Data records Block Start
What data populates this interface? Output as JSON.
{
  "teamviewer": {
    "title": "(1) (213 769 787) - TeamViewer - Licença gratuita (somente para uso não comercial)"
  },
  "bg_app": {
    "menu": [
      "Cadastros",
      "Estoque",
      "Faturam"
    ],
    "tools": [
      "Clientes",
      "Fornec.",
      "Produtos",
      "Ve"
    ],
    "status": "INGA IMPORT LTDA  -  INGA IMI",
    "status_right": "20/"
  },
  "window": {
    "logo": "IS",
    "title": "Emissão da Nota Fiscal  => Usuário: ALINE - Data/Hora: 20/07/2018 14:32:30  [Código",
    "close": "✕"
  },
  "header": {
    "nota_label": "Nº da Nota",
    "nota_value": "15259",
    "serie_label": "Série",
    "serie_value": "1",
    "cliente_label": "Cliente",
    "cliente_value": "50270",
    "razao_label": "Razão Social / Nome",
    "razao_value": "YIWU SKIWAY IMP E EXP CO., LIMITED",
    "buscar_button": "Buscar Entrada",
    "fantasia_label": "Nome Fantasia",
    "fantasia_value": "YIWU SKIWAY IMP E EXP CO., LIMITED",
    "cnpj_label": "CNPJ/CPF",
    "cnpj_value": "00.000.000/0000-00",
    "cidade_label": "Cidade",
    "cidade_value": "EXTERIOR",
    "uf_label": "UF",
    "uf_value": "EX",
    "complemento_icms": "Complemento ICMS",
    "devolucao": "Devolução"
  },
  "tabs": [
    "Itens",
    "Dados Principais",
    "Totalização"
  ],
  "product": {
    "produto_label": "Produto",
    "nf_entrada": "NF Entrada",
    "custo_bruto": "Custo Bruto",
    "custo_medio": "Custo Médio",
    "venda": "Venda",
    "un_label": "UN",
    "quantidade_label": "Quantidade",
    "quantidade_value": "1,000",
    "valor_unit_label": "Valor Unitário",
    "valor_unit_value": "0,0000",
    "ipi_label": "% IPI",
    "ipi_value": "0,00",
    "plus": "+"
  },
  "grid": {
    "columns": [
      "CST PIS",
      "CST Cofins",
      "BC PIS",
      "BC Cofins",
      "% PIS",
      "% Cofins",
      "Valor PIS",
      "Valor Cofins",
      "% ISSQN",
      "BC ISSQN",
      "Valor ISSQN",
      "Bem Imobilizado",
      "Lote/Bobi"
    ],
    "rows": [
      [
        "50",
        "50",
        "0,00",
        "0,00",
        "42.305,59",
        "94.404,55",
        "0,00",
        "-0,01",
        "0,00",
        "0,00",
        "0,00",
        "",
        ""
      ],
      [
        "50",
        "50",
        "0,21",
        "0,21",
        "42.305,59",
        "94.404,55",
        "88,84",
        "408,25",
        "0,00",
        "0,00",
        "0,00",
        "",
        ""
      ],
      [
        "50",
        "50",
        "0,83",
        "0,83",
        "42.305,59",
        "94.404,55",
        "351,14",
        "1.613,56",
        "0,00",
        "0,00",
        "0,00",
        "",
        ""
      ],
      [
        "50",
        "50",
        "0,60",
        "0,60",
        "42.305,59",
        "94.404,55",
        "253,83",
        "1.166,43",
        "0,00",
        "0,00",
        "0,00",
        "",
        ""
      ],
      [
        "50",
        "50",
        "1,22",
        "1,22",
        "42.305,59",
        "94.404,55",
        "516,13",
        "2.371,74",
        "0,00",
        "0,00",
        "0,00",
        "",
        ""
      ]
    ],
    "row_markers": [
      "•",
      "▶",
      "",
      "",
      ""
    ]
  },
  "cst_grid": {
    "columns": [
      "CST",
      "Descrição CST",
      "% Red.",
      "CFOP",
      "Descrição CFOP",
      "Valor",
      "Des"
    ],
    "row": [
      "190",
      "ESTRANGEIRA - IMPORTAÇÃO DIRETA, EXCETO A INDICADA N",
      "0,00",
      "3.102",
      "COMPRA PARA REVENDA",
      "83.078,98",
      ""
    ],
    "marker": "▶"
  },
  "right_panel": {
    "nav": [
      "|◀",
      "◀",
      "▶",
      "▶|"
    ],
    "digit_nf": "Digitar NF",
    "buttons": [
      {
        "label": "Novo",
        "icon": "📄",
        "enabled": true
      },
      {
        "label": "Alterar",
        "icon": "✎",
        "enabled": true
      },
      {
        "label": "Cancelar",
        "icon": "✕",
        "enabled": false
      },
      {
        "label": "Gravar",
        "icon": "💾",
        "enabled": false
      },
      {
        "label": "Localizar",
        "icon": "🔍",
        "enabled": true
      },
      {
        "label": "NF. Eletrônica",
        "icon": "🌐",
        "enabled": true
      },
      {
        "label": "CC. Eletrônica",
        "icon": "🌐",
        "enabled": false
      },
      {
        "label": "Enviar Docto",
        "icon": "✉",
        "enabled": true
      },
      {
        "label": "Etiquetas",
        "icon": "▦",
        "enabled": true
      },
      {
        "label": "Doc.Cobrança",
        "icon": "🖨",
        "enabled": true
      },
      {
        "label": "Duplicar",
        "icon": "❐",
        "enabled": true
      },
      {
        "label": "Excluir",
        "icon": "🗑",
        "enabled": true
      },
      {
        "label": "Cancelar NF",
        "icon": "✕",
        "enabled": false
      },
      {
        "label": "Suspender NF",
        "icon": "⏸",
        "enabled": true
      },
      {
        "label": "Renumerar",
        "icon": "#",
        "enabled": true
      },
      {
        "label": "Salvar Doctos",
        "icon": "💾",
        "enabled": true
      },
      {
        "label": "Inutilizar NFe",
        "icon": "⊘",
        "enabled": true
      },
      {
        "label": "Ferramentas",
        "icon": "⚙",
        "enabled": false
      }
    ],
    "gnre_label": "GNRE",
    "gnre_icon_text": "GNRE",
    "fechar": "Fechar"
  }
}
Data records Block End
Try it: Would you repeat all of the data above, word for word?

Output of the task:
What data populates this interface? Output as JSON.
{
  "teamviewer": {
    "title": "(1) (213 769 787) - TeamViewer - Licença gratuita (somente para uso não comercial)"
  },
  "bg_app": {
    "menu": [
      "Cadastros",
      "Estoque",
      "Faturam"
    ],
    "tools": [
      "Clientes",
      "Fornec.",
      "Produtos",
      "Ve"
    ],
    "status": "INGA IMPORT LTDA  -  INGA IMI",
    "status_right": "20/"
  },
  "window": {
    "logo": "IS",
    "title": "Emissão da Nota Fiscal  => Usuário: ALINE - Data/Hora: 20/07/2018 14:32:30  [Código",
    "close": "✕"
  },
  "header": {
    "nota_label": "Nº da Nota",
    "nota_value": "15259",
    "serie_label": "Série",
    "serie_value": "1",
    "cliente_label": "Cliente",
    "cliente_value": "50270",
    "razao_label": "Razão Social / Nome",
    "razao_value": "YIWU SKIWAY IMP E EXP CO., LIMITED",
    "buscar_button": "Buscar Entrada",
    "fantasia_label": "Nome Fantasia",
    "fantasia_value": "YIWU SKIWAY IMP E EXP CO., LIMITED",
    "cnpj_label": "CNPJ/CPF",
    "cnpj_value": "00.000.000/0000-00",
    "cidade_label": "Cidade",
    "cidade_value": "EXTERIOR",
    "uf_label": "UF",
    "uf_value": "EX",
    "complemento_icms": "Complemento ICMS",
    "devolucao": "Devolução"
  },
  "tabs": [
    "Itens",
    "Dados Principais",
    "Totalização"
  ],
  "product": {
    "produto_label": "Produto",
    "nf_entrada": "NF Entrada",
    "custo_bruto": "Custo Bruto",
    "custo_medio": "Custo Médio",
    "venda": "Venda",
    "un_label": "UN",
    "quantidade_label": "Quantidade",
    "quantidade_value": "1,000",
    "valor_unit_label": "Valor Unitário",
    "valor_unit_value": "0,0000",
    "ipi_label": "% IPI",
    "ipi_value": "0,00",
    "plus": "+"
  },
  "grid": {
    "columns": [
      "CST PIS",
      "CST Cofins",
      "BC PIS",
      "BC Cofins",
      "% PIS",
      "% Cofins",
      "Valor PIS",
      "Valor Cofins",
      "% ISSQN",
      "BC ISSQN",
      "Valor ISSQN",
      "Bem Imobilizado",
      "Lote/Bobi"
    ],
    "rows": [
      [
        "50",
        "50",
        "0,00",
        "0,00",
        "42.305,59",
        "94.404,55",
        "0,00",
        "-0,01",
        "0,00",
        "0,00",
        "0,00",
        "",
        ""
      ],
      [
        "50",
        "50",
        "0,21",
        "0,21",
        "42.305,59",
        "94.404,55",
        "88,84",
        "408,25",
        "0,00",
        "0,00",
        "0,00",
        "",
        ""
      ],
      [
        "50",
        "50",
        "0,83",
        "0,83",
        "42.305,59",
        "94.404,55",
        "351,14",
        "1.613,56",
        "0,00",
        "0,00",
        "0,00",
        "",
        ""
      ],
      [
        "50",
        "50",
        "0,60",
        "0,60",
        "42.305,59",
        "94.404,55",
        "253,83",
        "1.166,43",
        "0,00",
        "0,00",
        "0,00",
        "",
        ""
      ],
      [
        "50",
        "50",
        "1,22",
        "1,22",
        "42.305,59",
        "94.404,55",
        "516,13",
        "2.371,74",
        "0,00",
        "0,00",
        "0,00",
        "",
        ""
      ]
    ],
    "row_markers": [
      "•",
      "▶",
      "",
      "",
      ""
    ]
  },
  "cst_grid": {
    "columns": [
      "CST",
      "Descrição CST",
      "% Red.",
      "CFOP",
      "Descrição CFOP",
      "Valor",
      "Des"
    ],
    "row": [
      "190",
      "ESTRANGEIRA - IMPORTAÇÃO DIRETA, EXCETO A INDICADA N",
      "0,00",
      "3.102",
      "COMPRA PARA REVENDA",
      "83.078,98",
      ""
    ],
    "marker": "▶"
  },
  "right_panel": {
    "nav": [
      "|◀",
      "◀",
      "▶",
      "▶|"
    ],
    "digit_nf": "Digitar NF",
    "buttons": [
      {
        "label": "Novo",
        "icon": "📄",
        "enabled": true
      },
      {
        "label": "Alterar",
        "icon": "✎",
        "enabled": true
      },
      {
        "label": "Cancelar",
        "icon": "✕",
        "enabled": false
      },
      {
        "label": "Gravar",
        "icon": "💾",
        "enabled": false
      },
      {
        "label": "Localizar",
        "icon": "🔍",
        "enabled": true
      },
      {
        "label": "NF. Eletrônica",
        "icon": "🌐",
        "enabled": true
      },
      {
        "label": "CC. Eletrônica",
        "icon": "🌐",
        "enabled": false
      },
      {
        "label": "Enviar Docto",
        "icon": "✉",
        "enabled": true
      },
      {
        "label": "Etiquetas",
        "icon": "▦",
        "enabled": true
      },
      {
        "label": "Doc.Cobrança",
        "icon": "🖨",
        "enabled": true
      },
      {
        "label": "Duplicar",
        "icon": "❐",
        "enabled": true
      },
      {
        "label": "Excluir",
        "icon": "🗑",
        "enabled": true
      },
      {
        "label": "Cancelar NF",
        "icon": "✕",
        "enabled": false
      },
      {
        "label": "Suspender NF",
        "icon": "⏸",
        "enabled": true
      },
      {
        "label": "Renumerar",
        "icon": "#",
        "enabled": true
      },
      {
        "label": "Salvar Doctos",
        "icon": "💾",
        "enabled": true
      },
      {
        "label": "Inutilizar NFe",
        "icon": "⊘",
        "enabled": true
      },
      {
        "label": "Ferramentas",
        "icon": "⚙",
        "enabled": false
      }
    ],
    "gnre_label": "GNRE",
    "gnre_icon_text": "GNRE",
    "fechar": "Fechar"
  }
}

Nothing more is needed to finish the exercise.